Alberta Premier Rachel Notley announced this week that Alberta will hold a provincial election on April 16th. AlbertaPowerMarket.com is often asked by stakeholders how we think a change in government will impact the Alberta electricity sector. At the risk of being criticized for weighing in on political issues, in this first of a multi-part series on the Alberta election we shed some light on Alberta’s Carbon Levy, something that the official opposition (the United Conservative Party) has promised, in unequivocal terms, to repeal if it is elected in April.
What is the Carbon Levy?
According to the current government, the Carbon Levy, or price-on-carbon or tax or whatever you choose to call it, encourages Albertans to reduce carbon pollution from their vehicles and homes. It does this by imposing a charge on transportation and heating fuels, like gasoline, diesel and natural gas.
The Carbon Levy is calculated based on a $30/tonne carbon-equivalent emissions basis.
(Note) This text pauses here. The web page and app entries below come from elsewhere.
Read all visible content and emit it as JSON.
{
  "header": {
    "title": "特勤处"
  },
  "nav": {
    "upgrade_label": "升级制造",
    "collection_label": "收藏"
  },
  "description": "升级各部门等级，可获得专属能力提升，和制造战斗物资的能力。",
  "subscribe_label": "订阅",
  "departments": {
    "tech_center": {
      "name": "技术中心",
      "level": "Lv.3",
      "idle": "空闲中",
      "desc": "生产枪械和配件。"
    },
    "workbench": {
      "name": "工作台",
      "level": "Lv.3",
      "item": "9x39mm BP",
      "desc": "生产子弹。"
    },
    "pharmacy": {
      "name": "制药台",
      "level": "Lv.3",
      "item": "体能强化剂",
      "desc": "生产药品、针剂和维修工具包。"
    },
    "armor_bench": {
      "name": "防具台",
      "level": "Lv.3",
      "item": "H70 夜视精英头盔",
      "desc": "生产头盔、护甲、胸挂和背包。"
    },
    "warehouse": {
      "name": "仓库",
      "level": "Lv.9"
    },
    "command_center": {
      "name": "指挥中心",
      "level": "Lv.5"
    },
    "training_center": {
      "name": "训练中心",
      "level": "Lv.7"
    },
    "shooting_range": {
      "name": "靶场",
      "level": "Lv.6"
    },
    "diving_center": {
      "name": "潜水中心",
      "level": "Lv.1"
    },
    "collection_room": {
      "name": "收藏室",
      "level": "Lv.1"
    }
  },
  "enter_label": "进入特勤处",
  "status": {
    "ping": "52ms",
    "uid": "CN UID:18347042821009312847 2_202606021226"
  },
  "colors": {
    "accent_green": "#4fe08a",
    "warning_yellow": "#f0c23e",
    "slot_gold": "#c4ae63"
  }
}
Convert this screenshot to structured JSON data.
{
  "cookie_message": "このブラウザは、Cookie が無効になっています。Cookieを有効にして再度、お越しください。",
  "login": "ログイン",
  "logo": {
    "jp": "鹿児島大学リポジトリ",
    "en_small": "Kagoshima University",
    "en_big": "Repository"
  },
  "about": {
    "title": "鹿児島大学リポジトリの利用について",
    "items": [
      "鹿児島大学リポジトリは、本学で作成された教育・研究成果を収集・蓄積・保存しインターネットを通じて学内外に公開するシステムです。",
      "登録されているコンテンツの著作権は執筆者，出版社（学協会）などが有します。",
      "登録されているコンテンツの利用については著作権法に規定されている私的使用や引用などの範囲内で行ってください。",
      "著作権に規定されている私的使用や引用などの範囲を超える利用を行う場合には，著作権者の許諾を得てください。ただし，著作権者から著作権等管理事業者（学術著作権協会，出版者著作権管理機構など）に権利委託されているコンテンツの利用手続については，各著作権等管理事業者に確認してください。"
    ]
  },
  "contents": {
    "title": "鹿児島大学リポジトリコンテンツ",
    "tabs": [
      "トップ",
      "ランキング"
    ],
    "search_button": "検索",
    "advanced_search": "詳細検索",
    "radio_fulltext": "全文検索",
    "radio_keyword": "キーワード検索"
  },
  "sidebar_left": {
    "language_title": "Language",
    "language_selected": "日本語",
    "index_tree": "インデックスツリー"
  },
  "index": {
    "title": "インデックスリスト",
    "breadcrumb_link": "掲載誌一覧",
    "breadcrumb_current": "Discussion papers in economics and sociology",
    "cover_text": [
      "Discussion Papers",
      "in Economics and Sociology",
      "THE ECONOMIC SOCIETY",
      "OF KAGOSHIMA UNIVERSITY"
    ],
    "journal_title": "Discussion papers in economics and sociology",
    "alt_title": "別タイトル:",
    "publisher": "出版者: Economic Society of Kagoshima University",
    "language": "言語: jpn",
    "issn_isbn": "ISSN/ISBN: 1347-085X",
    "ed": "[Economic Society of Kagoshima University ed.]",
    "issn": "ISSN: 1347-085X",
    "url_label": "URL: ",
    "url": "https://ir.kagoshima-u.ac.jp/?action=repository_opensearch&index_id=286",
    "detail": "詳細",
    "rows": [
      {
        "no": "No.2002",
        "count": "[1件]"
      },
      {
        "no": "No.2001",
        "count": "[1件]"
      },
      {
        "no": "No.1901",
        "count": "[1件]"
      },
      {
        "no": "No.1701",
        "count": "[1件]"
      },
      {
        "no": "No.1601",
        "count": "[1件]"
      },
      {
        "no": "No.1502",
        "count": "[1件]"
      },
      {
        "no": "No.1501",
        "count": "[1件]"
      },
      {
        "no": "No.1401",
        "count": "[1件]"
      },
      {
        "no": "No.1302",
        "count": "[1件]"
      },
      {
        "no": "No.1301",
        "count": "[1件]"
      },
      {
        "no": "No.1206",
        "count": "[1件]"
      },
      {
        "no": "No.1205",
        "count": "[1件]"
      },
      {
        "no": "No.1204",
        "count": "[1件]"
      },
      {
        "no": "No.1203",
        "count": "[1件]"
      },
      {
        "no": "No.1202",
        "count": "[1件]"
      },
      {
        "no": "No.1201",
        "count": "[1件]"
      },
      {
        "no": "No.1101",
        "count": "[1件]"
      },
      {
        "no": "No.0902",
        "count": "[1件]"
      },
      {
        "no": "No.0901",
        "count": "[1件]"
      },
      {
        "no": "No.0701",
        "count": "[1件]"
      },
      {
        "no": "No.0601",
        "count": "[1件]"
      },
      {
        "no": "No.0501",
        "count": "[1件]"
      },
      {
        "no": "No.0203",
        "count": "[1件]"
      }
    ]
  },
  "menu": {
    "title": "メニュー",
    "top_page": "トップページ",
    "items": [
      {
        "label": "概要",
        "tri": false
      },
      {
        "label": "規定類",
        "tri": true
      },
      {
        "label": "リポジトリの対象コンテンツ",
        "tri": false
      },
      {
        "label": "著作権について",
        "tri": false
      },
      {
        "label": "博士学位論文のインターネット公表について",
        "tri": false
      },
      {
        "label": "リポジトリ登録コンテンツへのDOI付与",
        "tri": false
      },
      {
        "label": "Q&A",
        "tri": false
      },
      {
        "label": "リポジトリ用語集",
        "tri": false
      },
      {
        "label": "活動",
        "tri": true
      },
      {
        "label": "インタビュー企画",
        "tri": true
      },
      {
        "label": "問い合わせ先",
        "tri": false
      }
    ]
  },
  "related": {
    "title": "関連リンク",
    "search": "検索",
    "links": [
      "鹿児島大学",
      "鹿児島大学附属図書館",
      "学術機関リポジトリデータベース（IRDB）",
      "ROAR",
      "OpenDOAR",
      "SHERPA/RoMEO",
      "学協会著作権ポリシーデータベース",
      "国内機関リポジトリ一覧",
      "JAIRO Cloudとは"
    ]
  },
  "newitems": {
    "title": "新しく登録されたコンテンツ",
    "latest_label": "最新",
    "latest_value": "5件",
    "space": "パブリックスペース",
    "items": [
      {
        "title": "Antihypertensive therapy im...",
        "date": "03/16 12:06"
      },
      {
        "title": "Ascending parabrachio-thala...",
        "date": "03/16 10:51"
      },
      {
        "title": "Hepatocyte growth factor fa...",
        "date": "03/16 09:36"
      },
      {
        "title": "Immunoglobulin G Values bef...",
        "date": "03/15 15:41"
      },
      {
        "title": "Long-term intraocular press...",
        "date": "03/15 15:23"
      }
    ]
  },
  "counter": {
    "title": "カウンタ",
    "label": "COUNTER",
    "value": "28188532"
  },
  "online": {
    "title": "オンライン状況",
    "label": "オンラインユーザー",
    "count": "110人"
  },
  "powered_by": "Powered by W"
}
In real terms, this means that Albertans currently pay a Carbon Levy of 6.73 cents on a litre of gasoline, 8.03 cents on a litre of diesel, and about a buck and a half on a gigajoule of natural gas that they use to heat their homes.
It is important to note that the carbon levy we are talking about here is different from the carbon levy that large industrial emitters (e.g. coal and gas-fired power plants) pay in Alberta. We will deal with that large industrial emitter carbon levy in a separate post as part of our Alberta election series, though its repeal is less likely and it may remain a source of revenue for the province.
How much money are we talking about?
Alberta expects to collect about $1.35 billion dollars from the Carbon Levy this year. That is about 6% of the provincial government’s total revenues.
How would the repeal of the Carbon Levy affect the electricity sector?
A repeal of the Carbon Levy would mean the loss of a significant source of revenue. According to the most recent Alberta budget, that Carbon Levy revenue funds a number of climate leadership initiatives that touch the electricity sector:
- $214 million is used to pay for a number of programs that support Alberta’s transition away from coal-fired electricity, including payments for (i) the $97 million a year (PV over 14 years) settlement that Alberta negotiated with coal generators in this province to compensate them for the phase out of coal by 2030, (ii) support for coal workers in Alberta who are losing their jobs, (iii) community generation programs, (iv) the Renewable Electricity Program or REP as it is known in the industry[i], and (v) the 6.8 cent per kWh cap that Alberta has set on the electricity prices paid by residential and small commercial consumers in this province;
- Another $214 million pays for energy efficiency programs, which include the solar installation subsidies provided in Alberta to residential, commercial, agriculture and municipal consumers of electricity. This amount also funds the programs that are being administered by Energy Efficiency Alberta, the public agency set up by the current government to deliver programs to encourage energy efficiency, energy conservation, and the development of microgeneration and other small-scale energy systems; and
- Another $145 million helps indigenous communities retrofit buildings, install solar panels and perform energy audits, and funds capacity building and employment programs for these communities.
What is the bottom line on the Carbon Levy?
If the United Conservative Party wins the April election, the Carbon Levy will certainly be repealed. When that money dries up, so will the programs that it funds. For the electricity sector, that will likely mean the end of solar subsidies, community generation subsidies, subsidized home energy audits and retrofits, indigenous community building retrofits and electricity projects, and the end of the 6.8 cent per kWh cap on electricity prices for residential and small commercial customers.
We do not believe that a United Conservative Party will terminate contracts unless, perhaps, those contracts have termination rights built into them. As a result, we do not see a new government trying to force the coal generators to undo the coal phase out settlement agreements. Likewise, if there is a binding legal agreement in place for any of the programs funded by the Carbon Levy they should be fine.
The future of the Renewable Electricity Program or REP is a bit more complicated to predict. However, we will endeavour to tell you in our next post in this Alberta election series what our crystal ball is telling us about the future of that important program for the electricity sector.
We are always looking for ideas. So please let us know if you have any other Alberta electricity issues that you would like to read about, including any that might turn on the results of the upcoming Alberta election.
Kent Howie is a partner in the Electricity Markets Group of the national law firm Borden Ladner Gervais LLP. The views expressed in this article are the personal views of the author, and not the views of Borden Ladner Gervais LLP.
[i] The Renewable Electricity Program or REP refers to the competitive procurements that have occurred in Alberta in 2017 and 2018 where the Alberta Electric System Operator has encouraged the development of new renewable electricity generation in the province by entering into long term contracts to acquire renewable attributes from the successful bidders in those procurements. The future of REP will be the subject of a separate post by AlbertaPowerMarket.com in this Alberta election series.